Contrary to popular myth, Scott Wingo was last seen playing for the Dodgers' Pioneer League team, not winning fistfuls of cash in Kings of Leon look-a-like contests. (Photo courtesy of desertnews.com)
What's a great series of entries previewing the baseball team without a pun-based title? Absolutely nothing. With Back in the Swing of Things, I'll be taking a rapid-fire look at the baseball team's returning players and getting you acquainted with some of the new faces as well.
The contest for the opening day start at the keystone has been the most hotly contested position battle of the
spring winter, but JUCO transfer Chase Vergason appears to have separated himself a bit from freshman T.J. Costen with strong performances in the weekend scrimmages.
Defensive back Ahmad Christian (not a typo) was also getting some looks at second base during winter practice. He was initially thought to be too unpolished (as a result of his football commitments) to make the opening day roster, and yet here he stands. But it would still be a shocker if he saw the field for the Yardcocks in 2011.
It will be no small task for the Vergason/Costen tandem to fill the shoes of the legendary, departed Scott Wingo, who will be most remembered for his heroic defensive performances in Omaha and having plus plus hair and rose red cheeks. After having a bat most accurately characterized as "good enough for second base" during his first three years in Columbia, Wingo put together a stellar .337/.467/.429 line in his finale. That is not an asset that will be easy to replace.

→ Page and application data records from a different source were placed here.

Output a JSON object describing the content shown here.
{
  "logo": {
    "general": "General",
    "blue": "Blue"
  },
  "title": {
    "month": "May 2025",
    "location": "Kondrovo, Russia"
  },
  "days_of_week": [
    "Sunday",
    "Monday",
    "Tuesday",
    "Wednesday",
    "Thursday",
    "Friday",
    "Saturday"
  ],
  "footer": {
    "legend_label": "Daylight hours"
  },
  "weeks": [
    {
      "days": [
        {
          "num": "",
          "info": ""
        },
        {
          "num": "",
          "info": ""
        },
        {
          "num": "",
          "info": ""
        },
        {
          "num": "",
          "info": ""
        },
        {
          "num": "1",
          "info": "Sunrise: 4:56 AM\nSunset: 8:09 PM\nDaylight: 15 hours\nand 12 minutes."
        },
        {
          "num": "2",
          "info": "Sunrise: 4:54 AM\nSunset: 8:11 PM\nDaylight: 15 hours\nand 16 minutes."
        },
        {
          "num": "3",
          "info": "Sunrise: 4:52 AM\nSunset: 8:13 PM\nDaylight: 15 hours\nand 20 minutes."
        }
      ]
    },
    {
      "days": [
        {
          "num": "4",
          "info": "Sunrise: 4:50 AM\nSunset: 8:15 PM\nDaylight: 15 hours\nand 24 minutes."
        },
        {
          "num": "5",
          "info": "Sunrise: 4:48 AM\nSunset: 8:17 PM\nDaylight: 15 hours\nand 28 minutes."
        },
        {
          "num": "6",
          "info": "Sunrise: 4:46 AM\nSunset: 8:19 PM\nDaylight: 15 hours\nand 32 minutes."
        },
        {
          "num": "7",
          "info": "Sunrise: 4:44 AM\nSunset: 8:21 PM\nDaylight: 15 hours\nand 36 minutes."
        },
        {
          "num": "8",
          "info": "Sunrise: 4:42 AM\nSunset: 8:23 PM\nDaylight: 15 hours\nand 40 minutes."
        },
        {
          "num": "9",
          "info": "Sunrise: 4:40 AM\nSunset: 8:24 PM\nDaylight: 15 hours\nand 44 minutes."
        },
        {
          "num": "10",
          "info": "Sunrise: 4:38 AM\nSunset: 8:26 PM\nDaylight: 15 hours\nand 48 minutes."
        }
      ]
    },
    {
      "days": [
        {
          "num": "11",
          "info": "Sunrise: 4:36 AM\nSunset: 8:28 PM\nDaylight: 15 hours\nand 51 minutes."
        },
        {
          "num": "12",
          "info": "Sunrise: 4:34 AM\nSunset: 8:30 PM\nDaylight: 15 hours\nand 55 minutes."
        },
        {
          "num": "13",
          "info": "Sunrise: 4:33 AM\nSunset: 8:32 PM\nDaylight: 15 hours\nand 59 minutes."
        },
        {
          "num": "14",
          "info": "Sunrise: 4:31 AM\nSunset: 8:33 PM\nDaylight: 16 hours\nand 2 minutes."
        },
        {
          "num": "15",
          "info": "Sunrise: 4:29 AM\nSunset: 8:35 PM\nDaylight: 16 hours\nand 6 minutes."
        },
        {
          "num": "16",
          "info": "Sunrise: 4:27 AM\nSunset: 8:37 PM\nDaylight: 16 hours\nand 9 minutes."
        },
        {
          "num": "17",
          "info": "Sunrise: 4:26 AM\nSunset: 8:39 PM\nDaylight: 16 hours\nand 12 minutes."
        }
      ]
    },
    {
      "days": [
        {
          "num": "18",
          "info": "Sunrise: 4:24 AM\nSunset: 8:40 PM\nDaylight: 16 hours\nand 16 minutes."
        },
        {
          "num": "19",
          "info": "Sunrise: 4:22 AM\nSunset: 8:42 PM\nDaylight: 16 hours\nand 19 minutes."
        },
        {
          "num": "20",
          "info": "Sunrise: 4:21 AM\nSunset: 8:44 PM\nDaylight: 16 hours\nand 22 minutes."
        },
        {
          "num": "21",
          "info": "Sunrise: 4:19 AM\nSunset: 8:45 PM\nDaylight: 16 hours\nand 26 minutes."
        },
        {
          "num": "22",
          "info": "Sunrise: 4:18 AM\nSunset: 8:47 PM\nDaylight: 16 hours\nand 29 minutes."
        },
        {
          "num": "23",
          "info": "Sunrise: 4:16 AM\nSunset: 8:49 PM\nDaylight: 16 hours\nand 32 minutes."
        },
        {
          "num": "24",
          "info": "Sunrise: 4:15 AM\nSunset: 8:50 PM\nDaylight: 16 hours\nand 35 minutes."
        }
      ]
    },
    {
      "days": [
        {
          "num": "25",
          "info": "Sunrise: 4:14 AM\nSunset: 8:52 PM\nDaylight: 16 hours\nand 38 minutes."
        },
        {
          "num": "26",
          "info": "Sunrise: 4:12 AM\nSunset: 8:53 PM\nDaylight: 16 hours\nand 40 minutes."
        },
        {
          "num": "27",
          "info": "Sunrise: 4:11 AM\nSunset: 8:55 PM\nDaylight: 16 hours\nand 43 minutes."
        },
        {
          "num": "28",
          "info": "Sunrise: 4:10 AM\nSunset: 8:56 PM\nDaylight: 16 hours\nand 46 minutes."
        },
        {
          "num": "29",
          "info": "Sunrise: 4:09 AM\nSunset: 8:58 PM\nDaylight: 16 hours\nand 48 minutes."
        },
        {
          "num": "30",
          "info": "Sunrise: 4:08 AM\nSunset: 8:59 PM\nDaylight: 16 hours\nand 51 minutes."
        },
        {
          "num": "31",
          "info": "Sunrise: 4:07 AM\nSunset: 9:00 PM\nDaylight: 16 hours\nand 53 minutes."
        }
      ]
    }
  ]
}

As you might imagine, detailed scouting reports on junior college players are hard to come by. (Not everyone is as college baseball crazed as we Gamecock fans are). So for now, I'm willing to accept Ray Tanner's seal of approval on Mr. Vergason. But T.J. Costen may yet push Vergason for plate appearances as the year wears on. Costen was very good at the plate in the scrimmages, but struggled with inconsistency in the field. Given his track record, it should be no surprise that Tanner went with the more defensively solid option. And, considering that he's being called upon to replace four fifths of his starting infield, it's hard to blame him.